■ About this task: For the word "JSON", search the records and show each line in which it occurs.

■ Extracted entries:
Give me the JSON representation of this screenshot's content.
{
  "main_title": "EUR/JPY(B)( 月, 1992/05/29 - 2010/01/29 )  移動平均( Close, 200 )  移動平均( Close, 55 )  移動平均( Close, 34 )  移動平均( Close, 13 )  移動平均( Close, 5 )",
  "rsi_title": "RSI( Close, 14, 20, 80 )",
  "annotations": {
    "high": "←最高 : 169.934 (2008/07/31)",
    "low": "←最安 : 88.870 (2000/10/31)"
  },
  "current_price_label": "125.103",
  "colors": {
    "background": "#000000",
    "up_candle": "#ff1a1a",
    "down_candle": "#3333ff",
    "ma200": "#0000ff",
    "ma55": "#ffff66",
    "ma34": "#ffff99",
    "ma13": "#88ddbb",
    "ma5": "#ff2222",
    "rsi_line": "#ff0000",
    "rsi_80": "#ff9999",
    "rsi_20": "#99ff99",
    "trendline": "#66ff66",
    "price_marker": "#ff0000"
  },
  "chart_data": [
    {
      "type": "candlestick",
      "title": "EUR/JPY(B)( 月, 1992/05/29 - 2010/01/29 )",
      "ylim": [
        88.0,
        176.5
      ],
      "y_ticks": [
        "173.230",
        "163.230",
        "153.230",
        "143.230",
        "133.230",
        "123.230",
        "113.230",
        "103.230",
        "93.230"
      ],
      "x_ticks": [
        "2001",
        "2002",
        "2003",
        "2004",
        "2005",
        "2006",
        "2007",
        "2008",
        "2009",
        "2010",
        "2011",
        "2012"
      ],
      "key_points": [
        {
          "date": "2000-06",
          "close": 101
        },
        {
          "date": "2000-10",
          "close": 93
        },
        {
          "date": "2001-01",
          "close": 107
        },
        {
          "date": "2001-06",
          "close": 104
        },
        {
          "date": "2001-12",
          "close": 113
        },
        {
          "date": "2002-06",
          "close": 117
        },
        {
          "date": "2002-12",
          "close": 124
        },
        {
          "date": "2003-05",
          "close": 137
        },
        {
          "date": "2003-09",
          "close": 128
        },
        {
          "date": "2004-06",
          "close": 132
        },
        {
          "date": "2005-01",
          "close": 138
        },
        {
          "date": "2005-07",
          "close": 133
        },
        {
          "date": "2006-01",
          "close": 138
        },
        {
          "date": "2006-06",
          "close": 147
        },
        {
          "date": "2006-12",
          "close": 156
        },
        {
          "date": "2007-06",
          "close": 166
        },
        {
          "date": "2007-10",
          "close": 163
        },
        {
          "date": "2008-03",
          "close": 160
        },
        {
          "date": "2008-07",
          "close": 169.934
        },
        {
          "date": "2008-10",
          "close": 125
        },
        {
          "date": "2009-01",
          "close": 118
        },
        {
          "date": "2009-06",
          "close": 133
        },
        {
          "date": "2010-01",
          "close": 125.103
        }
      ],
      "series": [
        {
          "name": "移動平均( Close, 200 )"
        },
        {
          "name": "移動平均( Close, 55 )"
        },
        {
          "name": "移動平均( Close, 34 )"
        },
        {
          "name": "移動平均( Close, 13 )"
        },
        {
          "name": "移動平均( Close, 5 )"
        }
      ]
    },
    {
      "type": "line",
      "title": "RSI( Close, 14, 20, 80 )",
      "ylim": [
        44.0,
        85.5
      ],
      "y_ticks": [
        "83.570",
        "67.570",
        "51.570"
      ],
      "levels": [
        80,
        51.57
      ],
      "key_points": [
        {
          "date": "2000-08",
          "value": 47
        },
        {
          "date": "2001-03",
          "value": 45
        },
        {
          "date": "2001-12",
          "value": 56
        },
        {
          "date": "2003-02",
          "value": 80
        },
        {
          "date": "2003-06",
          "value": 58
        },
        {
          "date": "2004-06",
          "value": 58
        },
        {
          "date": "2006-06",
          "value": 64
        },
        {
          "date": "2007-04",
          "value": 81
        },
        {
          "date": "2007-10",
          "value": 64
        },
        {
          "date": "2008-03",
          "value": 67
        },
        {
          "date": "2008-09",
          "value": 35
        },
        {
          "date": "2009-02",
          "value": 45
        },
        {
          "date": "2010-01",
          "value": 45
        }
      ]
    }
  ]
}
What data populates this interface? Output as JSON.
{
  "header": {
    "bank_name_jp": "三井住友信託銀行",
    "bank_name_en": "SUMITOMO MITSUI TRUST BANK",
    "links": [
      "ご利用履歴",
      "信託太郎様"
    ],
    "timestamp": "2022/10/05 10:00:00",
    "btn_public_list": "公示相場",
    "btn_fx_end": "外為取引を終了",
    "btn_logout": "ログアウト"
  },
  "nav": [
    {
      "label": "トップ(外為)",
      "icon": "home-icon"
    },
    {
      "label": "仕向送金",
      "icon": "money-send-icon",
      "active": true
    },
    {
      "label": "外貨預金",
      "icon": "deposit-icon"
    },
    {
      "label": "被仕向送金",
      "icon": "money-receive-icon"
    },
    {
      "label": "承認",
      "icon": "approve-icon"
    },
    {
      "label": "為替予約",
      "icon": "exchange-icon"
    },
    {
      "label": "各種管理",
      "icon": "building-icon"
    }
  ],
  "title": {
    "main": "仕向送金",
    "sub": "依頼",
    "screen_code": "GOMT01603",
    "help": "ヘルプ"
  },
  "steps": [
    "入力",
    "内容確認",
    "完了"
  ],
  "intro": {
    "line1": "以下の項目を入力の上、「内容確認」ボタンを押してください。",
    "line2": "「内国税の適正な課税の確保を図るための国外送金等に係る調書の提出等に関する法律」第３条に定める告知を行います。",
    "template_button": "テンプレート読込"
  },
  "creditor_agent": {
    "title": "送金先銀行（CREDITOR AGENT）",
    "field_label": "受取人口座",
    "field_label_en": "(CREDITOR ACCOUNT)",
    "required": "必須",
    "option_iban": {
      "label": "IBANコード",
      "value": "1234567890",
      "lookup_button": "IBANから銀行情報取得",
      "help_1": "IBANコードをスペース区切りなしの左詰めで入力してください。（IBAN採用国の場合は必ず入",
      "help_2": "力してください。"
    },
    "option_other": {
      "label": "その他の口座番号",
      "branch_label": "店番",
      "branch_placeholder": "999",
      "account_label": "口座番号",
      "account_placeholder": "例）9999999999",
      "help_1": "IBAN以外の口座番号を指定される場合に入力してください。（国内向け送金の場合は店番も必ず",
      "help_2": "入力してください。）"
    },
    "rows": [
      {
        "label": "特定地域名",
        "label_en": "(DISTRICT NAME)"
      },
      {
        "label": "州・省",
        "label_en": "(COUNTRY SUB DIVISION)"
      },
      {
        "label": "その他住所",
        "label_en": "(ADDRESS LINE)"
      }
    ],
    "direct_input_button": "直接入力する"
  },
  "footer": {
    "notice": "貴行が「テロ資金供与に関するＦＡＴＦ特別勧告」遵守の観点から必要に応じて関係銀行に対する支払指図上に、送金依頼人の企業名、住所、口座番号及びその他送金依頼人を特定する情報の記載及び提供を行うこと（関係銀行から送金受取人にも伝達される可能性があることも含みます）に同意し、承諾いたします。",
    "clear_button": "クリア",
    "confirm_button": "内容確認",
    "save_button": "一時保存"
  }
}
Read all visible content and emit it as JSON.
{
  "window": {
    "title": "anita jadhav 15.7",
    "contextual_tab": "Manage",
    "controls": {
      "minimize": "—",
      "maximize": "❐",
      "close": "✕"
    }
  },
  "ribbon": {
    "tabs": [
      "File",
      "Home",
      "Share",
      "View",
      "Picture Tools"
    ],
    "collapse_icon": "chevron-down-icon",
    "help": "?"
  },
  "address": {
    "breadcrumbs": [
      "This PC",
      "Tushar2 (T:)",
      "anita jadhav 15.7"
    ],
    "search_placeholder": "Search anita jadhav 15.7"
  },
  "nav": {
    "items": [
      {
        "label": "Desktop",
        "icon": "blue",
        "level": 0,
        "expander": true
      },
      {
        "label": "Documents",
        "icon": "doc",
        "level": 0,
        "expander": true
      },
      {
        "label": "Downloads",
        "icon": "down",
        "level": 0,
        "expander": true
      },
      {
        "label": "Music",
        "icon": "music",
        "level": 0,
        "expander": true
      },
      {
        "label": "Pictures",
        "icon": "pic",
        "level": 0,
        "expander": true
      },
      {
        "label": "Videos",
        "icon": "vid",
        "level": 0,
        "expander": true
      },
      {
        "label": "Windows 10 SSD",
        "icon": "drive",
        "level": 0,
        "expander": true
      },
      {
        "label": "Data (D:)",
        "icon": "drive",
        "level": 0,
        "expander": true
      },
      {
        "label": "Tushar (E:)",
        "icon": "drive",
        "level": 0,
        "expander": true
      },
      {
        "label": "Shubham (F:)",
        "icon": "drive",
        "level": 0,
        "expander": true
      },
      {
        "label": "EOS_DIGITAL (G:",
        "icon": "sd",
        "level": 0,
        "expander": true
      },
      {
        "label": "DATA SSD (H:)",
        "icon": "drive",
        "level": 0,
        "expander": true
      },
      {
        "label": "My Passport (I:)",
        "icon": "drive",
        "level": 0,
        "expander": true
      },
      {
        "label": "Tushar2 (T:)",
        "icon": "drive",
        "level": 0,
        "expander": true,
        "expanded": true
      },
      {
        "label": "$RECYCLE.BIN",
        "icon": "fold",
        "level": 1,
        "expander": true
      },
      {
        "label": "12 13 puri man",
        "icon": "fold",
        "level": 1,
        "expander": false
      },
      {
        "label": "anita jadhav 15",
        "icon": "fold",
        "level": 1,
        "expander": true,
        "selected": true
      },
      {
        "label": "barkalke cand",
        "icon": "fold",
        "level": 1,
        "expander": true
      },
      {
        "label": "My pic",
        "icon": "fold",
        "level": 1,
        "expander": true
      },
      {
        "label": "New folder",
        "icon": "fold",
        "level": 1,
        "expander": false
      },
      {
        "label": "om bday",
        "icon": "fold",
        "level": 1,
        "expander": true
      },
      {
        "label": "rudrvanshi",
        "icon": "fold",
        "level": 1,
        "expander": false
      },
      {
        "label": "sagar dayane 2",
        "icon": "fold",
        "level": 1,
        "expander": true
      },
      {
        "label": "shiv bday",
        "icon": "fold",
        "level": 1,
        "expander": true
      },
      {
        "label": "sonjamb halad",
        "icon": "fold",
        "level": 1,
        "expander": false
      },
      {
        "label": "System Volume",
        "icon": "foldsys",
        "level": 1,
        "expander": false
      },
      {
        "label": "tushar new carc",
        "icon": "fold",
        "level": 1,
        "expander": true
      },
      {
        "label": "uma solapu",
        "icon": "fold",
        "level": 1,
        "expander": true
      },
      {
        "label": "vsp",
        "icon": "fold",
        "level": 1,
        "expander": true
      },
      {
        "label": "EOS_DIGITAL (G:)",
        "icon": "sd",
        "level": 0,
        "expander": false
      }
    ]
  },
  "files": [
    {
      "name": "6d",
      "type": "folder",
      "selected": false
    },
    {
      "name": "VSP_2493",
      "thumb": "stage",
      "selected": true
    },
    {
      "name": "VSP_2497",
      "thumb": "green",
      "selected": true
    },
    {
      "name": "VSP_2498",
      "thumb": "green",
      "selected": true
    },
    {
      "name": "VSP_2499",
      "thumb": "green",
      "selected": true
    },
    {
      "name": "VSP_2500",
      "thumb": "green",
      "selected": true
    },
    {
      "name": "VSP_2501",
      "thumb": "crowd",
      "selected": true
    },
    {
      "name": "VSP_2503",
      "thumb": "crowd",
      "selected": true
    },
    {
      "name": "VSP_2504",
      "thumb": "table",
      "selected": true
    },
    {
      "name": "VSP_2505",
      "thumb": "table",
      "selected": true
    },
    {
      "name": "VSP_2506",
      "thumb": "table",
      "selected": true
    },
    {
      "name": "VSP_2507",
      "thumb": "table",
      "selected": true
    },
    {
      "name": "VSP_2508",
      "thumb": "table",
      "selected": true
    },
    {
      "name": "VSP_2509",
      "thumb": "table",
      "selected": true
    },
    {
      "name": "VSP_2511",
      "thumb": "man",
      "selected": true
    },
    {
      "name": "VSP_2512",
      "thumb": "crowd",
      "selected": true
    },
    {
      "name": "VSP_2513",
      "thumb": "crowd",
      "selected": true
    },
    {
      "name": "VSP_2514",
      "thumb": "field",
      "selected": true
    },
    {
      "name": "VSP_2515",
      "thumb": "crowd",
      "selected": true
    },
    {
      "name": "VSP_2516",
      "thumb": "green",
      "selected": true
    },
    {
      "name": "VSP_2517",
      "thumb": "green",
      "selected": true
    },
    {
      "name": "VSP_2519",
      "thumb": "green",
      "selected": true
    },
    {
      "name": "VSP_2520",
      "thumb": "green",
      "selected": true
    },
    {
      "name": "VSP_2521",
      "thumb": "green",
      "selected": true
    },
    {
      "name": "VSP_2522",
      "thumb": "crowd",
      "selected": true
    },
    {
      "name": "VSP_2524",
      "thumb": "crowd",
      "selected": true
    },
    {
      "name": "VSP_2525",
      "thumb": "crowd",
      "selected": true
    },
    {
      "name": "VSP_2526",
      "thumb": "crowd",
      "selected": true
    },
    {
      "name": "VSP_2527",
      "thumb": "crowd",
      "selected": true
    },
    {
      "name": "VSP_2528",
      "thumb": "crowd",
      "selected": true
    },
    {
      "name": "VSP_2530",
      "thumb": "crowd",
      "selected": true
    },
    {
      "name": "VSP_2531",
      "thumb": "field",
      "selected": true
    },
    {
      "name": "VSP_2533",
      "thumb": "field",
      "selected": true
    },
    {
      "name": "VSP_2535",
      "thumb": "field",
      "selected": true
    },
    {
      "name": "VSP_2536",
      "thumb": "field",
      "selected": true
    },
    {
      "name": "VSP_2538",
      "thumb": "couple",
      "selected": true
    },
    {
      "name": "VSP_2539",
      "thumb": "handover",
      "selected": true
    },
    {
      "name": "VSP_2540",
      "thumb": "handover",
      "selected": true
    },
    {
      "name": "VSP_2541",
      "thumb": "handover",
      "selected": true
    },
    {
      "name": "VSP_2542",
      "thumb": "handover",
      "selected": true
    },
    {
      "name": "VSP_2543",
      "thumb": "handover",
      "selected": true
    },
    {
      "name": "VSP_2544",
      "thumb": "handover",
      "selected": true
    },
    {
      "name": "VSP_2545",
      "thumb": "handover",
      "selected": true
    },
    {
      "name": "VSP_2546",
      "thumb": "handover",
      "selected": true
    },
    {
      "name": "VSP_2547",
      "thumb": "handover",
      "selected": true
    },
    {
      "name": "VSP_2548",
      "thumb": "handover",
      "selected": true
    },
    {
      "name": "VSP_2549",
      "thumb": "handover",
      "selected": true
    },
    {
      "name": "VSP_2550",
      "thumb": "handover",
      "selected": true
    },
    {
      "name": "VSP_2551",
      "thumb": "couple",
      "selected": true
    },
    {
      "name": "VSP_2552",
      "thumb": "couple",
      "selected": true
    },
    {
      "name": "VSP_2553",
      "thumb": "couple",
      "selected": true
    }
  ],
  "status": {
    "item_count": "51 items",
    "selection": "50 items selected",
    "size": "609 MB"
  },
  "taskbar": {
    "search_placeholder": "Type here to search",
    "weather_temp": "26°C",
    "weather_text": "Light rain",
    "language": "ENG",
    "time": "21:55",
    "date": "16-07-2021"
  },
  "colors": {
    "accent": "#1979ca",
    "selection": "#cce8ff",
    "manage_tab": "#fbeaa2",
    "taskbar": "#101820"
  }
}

■ Answer box:
Give me the JSON representation of this screenshot's content.
What data populates this interface? Output as JSON.
Read all visible content and emit it as JSON.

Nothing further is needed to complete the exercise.